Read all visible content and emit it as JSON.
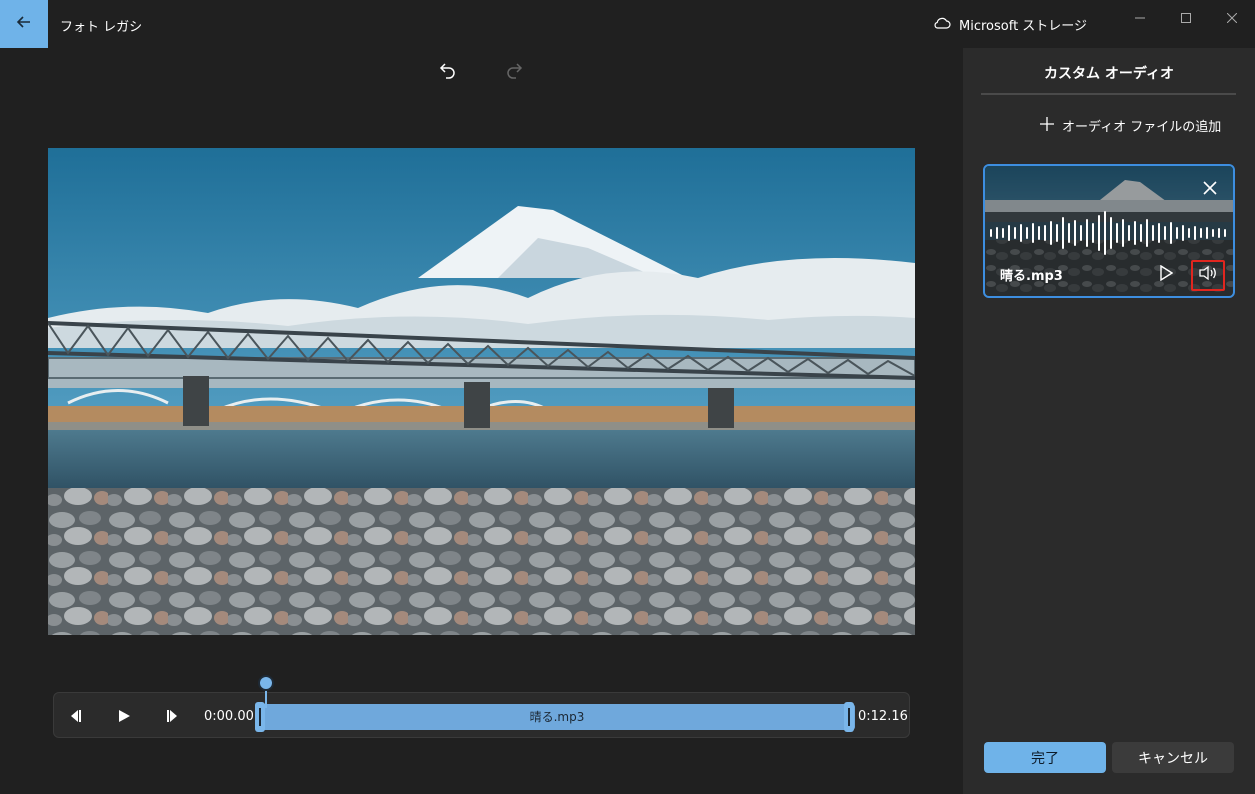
{
  "app": {
    "title": "フォト レガシ"
  },
  "titlebar": {
    "storage_label": "Microsoft ストレージ"
  },
  "icons": {
    "back": "back-arrow-icon",
    "cloud": "cloud-icon",
    "minimize": "minimize-icon",
    "maximize": "maximize-icon",
    "close": "close-icon",
    "undo": "undo-icon",
    "redo": "redo-icon",
    "add": "plus-icon",
    "play": "play-icon",
    "volume": "volume-icon",
    "remove": "close-icon",
    "step_back": "step-back-icon",
    "step_forward": "step-forward-icon"
  },
  "timeline": {
    "start_time": "0:00.00",
    "end_time": "0:12.16",
    "track_label": "晴る.mp3"
  },
  "panel": {
    "title": "カスタム オーディオ",
    "add_audio_label": "オーディオ ファイルの追加",
    "audio_card": {
      "file_name": "晴る.mp3"
    },
    "done_label": "完了",
    "cancel_label": "キャンセル"
  },
  "colors": {
    "accent": "#6fb3e9",
    "background": "#202020",
    "panel": "#2b2b2b",
    "highlight": "#e0261f",
    "card_border": "#3d8ee0"
  }
}
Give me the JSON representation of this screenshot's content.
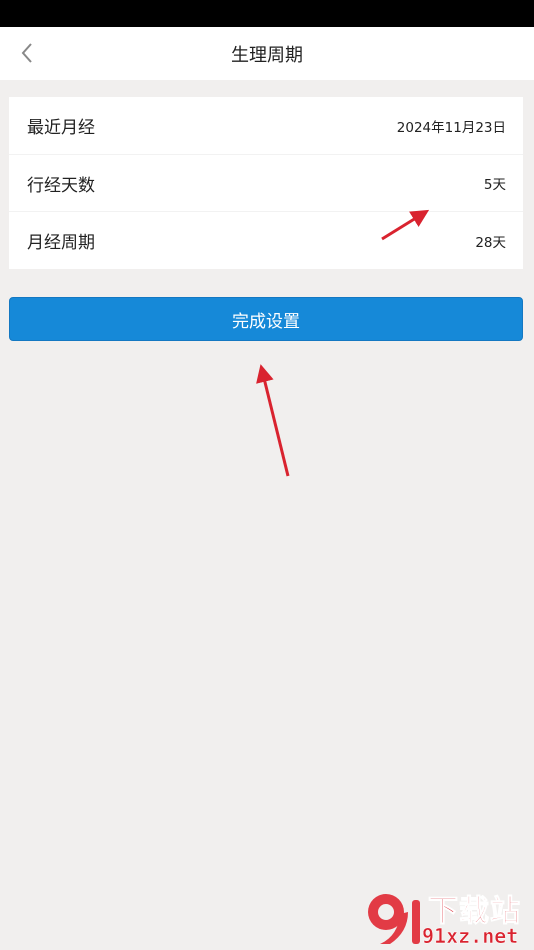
{
  "header": {
    "title": "生理周期",
    "back_icon": "chevron-left-icon"
  },
  "settings": {
    "rows": [
      {
        "label": "最近月经",
        "value": "2024年11月23日"
      },
      {
        "label": "行经天数",
        "value": "5天"
      },
      {
        "label": "月经周期",
        "value": "28天"
      }
    ]
  },
  "actions": {
    "done_label": "完成设置"
  },
  "watermark": {
    "brand_top": "下载站",
    "brand_bottom": "91xz.net",
    "logo_text": "9"
  },
  "colors": {
    "accent": "#1689d8",
    "annotation_arrow": "#d9232f",
    "background": "#f1efee"
  }
}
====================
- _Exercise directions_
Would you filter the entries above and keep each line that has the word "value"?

- _Solution to this exercise_
        "value": "2024年11月23日"
        "value": "5天"
        "value": "28天"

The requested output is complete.